More than 6 million people worldwide take oral anticoagulation medications to reduce the body's chances of forming dangerous blood clots. Our anticoagulation clinic is a special clinic dedicated to managing a patient’s dosage of blood thinning medications. Patients are prescribed medications to maintain an optimal therapeutic range to prevent complications such as unwanted blood clotting or excessive bleeding.


Q: What types of conditions do you treat?

We see patients with a variety of disorders such as abnormal heart rhythm, heart valve replacement, heart attack, deep vein thrombosis (clots in the thigh, leg, or pelvis), stroke, pulmonary embolism (clots that travel to the lungs), and a variety of other disorders.


Q: Why is anticoagulation therapy management necessary?

The effectiveness of oral anticoagulation therapy can change over time due to changes in a patient’s diet, other medications or illnesses the patient may experience, or alcohol usage and lifestyle changes. Because of these changes, patients on oral anticoagulation medications require close monitoring of their blood clotting time, through lab tests, such as PT/INR, to maintain a desired therapeutic range to avoid unwanted blood clots, or excessive bleeding.


Q: What is PT?
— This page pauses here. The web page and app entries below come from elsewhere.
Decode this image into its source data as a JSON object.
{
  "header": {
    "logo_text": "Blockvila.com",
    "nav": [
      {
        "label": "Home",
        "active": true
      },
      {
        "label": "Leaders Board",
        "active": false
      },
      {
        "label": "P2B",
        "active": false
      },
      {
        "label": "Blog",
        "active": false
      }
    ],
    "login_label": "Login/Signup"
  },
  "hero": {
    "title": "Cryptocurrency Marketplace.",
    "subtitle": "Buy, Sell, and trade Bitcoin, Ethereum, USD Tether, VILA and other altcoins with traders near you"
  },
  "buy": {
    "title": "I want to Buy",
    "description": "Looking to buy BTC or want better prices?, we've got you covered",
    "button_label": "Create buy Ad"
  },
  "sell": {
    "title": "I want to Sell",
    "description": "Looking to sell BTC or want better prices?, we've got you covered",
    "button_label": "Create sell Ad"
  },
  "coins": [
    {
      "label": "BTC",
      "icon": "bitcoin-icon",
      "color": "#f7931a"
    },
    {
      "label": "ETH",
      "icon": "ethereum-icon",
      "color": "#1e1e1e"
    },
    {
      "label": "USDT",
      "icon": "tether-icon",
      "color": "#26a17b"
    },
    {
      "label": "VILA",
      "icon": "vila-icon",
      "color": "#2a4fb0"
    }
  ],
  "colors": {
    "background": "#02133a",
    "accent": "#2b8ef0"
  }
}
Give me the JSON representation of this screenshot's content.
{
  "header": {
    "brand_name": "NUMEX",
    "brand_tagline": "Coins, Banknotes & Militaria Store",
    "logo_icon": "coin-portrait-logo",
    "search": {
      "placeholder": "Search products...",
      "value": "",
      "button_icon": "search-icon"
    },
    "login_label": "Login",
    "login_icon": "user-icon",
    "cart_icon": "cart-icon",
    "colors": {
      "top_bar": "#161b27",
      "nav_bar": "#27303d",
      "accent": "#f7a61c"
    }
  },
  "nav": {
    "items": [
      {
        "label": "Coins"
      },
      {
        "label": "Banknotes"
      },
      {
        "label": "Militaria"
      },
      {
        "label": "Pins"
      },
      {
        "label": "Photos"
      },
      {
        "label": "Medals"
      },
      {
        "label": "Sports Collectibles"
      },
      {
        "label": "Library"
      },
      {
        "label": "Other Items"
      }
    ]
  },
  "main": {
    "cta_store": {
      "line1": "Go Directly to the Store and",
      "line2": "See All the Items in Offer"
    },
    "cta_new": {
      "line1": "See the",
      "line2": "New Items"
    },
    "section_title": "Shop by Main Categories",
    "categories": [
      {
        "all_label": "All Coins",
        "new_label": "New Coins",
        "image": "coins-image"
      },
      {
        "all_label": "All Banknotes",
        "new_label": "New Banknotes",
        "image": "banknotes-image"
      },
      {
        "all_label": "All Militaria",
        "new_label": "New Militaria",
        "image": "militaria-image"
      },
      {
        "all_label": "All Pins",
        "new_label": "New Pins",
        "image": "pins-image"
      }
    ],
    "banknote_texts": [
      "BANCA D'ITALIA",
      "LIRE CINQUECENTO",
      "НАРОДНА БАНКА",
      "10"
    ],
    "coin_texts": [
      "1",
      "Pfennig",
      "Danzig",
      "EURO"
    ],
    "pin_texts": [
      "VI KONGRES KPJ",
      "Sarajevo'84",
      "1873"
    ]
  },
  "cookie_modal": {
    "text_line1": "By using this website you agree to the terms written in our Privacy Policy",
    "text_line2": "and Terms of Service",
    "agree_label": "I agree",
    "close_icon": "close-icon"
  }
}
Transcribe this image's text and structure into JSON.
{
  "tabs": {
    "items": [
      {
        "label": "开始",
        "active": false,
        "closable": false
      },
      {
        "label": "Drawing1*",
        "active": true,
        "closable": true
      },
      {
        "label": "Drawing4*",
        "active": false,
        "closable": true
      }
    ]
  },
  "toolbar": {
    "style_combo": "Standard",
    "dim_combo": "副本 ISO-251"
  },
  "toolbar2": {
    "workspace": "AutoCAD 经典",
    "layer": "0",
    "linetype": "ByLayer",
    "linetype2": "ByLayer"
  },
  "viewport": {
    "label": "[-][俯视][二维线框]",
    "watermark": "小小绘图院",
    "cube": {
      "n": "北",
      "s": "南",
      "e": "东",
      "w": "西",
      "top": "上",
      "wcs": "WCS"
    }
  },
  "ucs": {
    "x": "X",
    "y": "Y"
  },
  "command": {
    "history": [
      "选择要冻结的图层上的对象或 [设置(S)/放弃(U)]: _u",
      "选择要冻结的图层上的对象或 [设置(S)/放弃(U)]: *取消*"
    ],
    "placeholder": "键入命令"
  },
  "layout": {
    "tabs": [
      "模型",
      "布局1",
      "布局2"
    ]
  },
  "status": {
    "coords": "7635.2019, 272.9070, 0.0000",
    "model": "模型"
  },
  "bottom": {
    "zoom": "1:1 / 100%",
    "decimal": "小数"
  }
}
PT is the abbreviation for prothrombin time, the most common lab test to determine the clotting time of a patient’s blood. Results are reported as the number of seconds it takes for the blood to clot during the lab test.


Q: What is an INR?

INR stands for international normalized ratio, which is the accepted standard unit for reporting the prothrombin time results. The INR is a conversion unit that takes into account differences between various testing regimens to normalize the results.


Q: Will my referring physician receive updates on my condition and care plan?

Our hematologists communicate with the physician who referred you and all other referring physicians. They provide updates on a regular basis to your doctors, as well as find out about any additional conditions that might require immediate attention.